When worlds seem to collide and life as you know it changes in a nano second, it is devastating, confusing and knocks the balance off what once made sense. Stroke, heart attack, Alzheimer’s, Parkinson’s and death, and as we tend to live longer, fuller lives, the sudden plunge into reality is even harder to bear. Is this the price we pay for longevity? When it happens to a family member almost always there are hidden costs and you find you are not insured for this/that, and the cash flow begins to dry up. You didn’t think of everything after all.
At first it seems the whole world is there as a support system, and gradually they settle back into their world because there is little they can do but listen. Depression, isolation, and that dreadful sense of being totally alone, which you are. People cannot share this with you. You can be surrounded by people but ultimately you are alone. As with all trauma. Unless you have an abundance of family members within reach, even your dearest friends are limited as to where they can help you. As endless as this pain seems, it does settle into an easier place, and the resilience we all have comes through. New routines, everything really the same just a little misplaced, and before you quite realize it you are coping and the pain is put in a place reserved for those private moments when thinking about it doesn’t hurt quite so much.
Assisted living here in Mexico is still in its infancy, and most of the residences are in expat communities around Mexico. Here at Lakeside we have quite a large choice as it is a retirement area for expats from all over North America and Europe. For the Mexican nationals of the area, outside care is still nascent and nonexistent in the villages like Tepehua, and not because of a money issue, but a moral one, due to a culture where generations live together and they take care of their own elderly and babies and each other. It is a culture of respect for the family based in a country where resources for the masses are limited and it is a case of having to take care of all family members regardless of limited space and pesos. It is the natural thing to do here.
Cultures in the North handle family matters in a different way and usually the family groups are splintered in the first place as they migrate and take parts of their culture with them, as in the case of having professional help for their family member rather than keep them home. It may seem like a “throw away” culture but it isn’t, it’s caring in a different way. Plus a different lifestyle where every member is usually working and keeping up the frenetic work ethics and cost of living. Or the existing partner is too frail to cope.
Expats have to face the fact that aging can be a lonely place when you have no family tree around you with the protection that brings. A price for paradise. One of the benefits in our paradise is that there is plenty of help around, especially home help, and it is caring and professional.
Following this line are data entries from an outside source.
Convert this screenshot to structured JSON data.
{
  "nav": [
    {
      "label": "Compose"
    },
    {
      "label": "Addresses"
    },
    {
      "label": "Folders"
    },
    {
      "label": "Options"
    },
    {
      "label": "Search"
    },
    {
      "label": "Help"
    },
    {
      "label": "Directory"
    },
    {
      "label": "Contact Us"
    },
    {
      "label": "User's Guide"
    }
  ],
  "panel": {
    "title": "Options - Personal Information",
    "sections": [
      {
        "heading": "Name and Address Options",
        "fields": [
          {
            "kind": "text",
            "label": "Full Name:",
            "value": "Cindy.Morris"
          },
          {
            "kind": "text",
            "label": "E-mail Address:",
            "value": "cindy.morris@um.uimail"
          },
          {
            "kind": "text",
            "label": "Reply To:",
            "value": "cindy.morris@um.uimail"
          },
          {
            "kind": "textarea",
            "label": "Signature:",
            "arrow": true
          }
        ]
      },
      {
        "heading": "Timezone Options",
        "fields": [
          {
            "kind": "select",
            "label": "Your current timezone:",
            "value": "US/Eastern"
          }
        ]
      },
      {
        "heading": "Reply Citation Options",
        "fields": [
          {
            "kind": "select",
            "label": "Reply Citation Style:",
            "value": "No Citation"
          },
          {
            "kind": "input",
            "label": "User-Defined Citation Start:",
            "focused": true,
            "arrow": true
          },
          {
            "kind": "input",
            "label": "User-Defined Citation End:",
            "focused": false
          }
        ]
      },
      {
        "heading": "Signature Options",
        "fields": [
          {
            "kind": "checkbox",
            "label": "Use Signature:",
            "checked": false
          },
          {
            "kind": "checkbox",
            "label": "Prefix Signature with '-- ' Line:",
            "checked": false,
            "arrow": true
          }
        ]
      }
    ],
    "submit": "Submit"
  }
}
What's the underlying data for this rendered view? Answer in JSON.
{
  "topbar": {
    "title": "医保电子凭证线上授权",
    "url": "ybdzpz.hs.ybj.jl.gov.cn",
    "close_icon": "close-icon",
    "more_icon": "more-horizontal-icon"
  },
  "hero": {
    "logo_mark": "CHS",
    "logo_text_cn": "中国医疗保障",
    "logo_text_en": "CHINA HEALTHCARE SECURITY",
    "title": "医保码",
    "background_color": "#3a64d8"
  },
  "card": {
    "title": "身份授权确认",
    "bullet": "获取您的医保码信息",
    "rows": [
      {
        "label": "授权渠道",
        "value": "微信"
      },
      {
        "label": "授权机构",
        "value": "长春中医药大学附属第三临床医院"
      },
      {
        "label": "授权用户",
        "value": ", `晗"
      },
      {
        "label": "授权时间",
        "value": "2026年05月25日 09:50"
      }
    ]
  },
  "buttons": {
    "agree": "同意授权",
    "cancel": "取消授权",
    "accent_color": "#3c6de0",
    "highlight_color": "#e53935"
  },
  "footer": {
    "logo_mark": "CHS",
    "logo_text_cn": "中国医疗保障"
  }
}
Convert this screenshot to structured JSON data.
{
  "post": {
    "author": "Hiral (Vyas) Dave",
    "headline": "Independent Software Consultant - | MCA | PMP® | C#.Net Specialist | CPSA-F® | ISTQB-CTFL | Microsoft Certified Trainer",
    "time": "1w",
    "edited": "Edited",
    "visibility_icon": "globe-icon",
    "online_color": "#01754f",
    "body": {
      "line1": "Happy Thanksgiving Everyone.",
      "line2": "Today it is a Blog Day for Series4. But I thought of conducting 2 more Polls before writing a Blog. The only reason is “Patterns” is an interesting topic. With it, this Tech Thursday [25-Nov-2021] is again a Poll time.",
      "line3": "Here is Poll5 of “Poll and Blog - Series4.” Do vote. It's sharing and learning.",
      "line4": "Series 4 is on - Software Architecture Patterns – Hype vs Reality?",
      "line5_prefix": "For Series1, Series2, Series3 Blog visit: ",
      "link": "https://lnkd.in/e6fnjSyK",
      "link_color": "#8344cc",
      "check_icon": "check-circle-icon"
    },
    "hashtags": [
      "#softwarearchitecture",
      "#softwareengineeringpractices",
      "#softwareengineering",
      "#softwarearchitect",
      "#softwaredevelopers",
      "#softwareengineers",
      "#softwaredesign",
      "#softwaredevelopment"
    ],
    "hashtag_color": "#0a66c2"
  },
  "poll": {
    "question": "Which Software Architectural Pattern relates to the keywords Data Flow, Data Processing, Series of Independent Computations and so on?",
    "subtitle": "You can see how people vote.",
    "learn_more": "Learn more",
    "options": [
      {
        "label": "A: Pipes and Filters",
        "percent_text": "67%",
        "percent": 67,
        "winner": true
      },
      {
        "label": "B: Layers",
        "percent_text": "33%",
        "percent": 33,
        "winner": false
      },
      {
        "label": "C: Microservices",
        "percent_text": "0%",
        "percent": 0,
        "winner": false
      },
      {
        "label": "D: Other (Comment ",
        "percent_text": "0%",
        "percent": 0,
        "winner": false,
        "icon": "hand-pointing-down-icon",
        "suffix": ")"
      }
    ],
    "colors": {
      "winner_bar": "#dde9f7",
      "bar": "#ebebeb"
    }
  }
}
There are many professional nurses and therapists moonlighting in home care in an economy that is gradually getting stronger and where money from the top is gradually trickling down to benefit the poor, not an even playing field by any means, which is an impossible goal for any society anywhere in the world, but needs can be met.
If you are in that dark place, reach out to the many avenues Lakeside offers. You will be glad you did, because we are all in this together.
For more information about Lake Chapala visit: www.chapala.com